According to a new report from the EU Commission, Denmark is one of the nations leading the way when it comes to tackling problems associated with resistant bacteria.
The report (here in English) commends the initiatives that the Danish agriculture and food authority Fødevarestyrelsen has implemented in order to reduce the use of antibiotics in pigs.
“There are indications that these policies have led to a more prudent and reduced use of antimicrobials – both in production and companion animals,” the report found.
“Despite the multi-factorial and complex epidemiology of antimicrobial resistance, detailed analysis of the data collected in Denmark (including on sales and antimicrobial resistance monitoring) has shown some of the impacts of these measures on the levels of antimicrobial resistance in animals, food and humans.”
A shining example
The report went on to contend that the measures put in place in Denmark could serve as an example for other EU member states to mimic.
The EU Commission hailed a number of Danish initiatives, including a yellow card warning system for farmers who use too many antibiotics, the Danish rules regarding flock treatment, and an action plan for MRSA in farm animals.
“Since 2009, Danish agriculture has reduced the use of antibiotics in its pig production by more than 20 percent, so Denmark is currently at the bottom compared to the nations we usually compare ourselves to,” said Per Henriksen, the veterinarian head of Fødevarestyrelsen.

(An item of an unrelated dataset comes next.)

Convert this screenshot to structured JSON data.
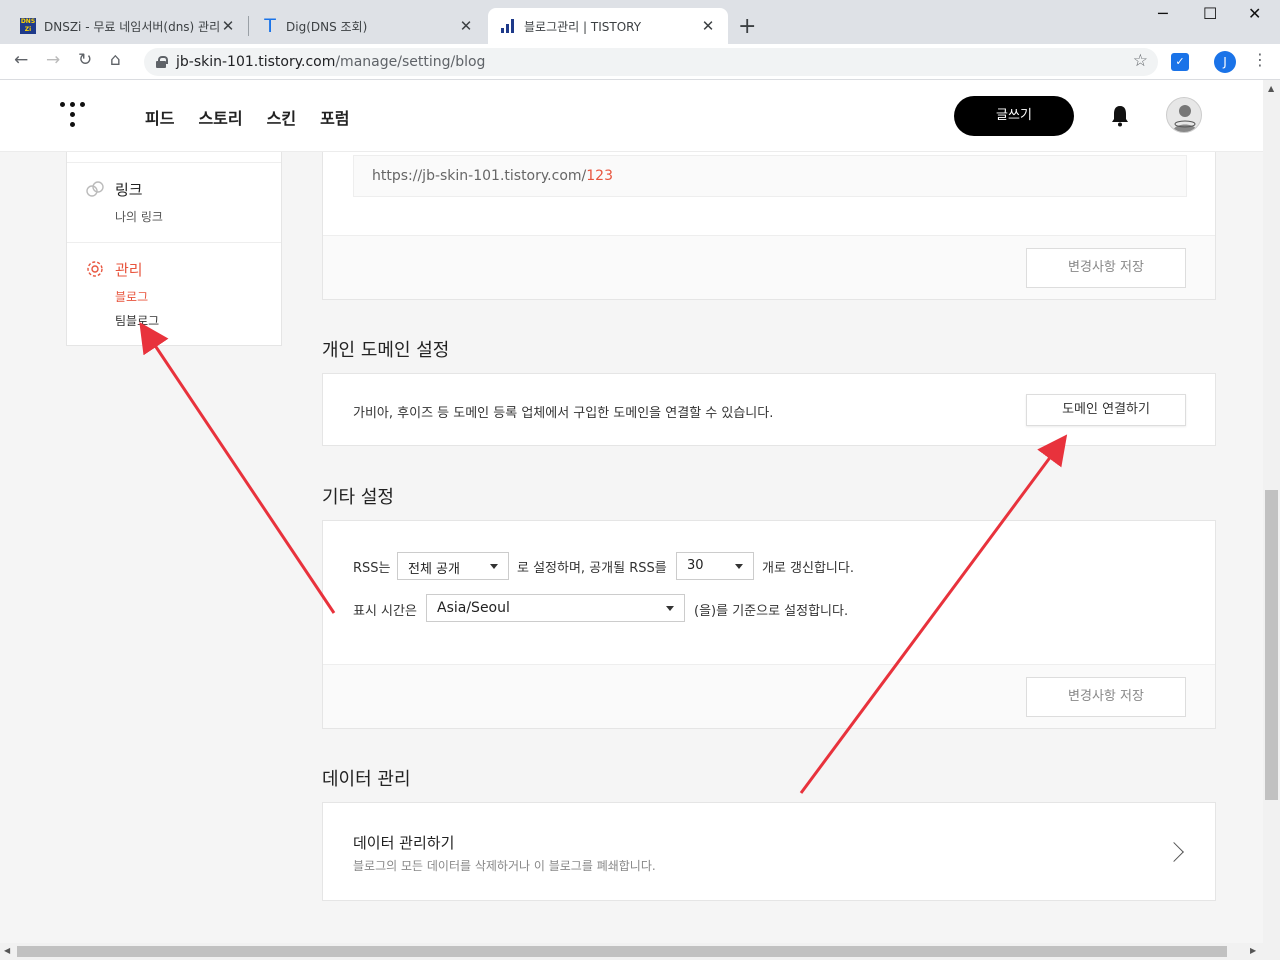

“It’s nice to receive some recognition from the EU for those efforts.”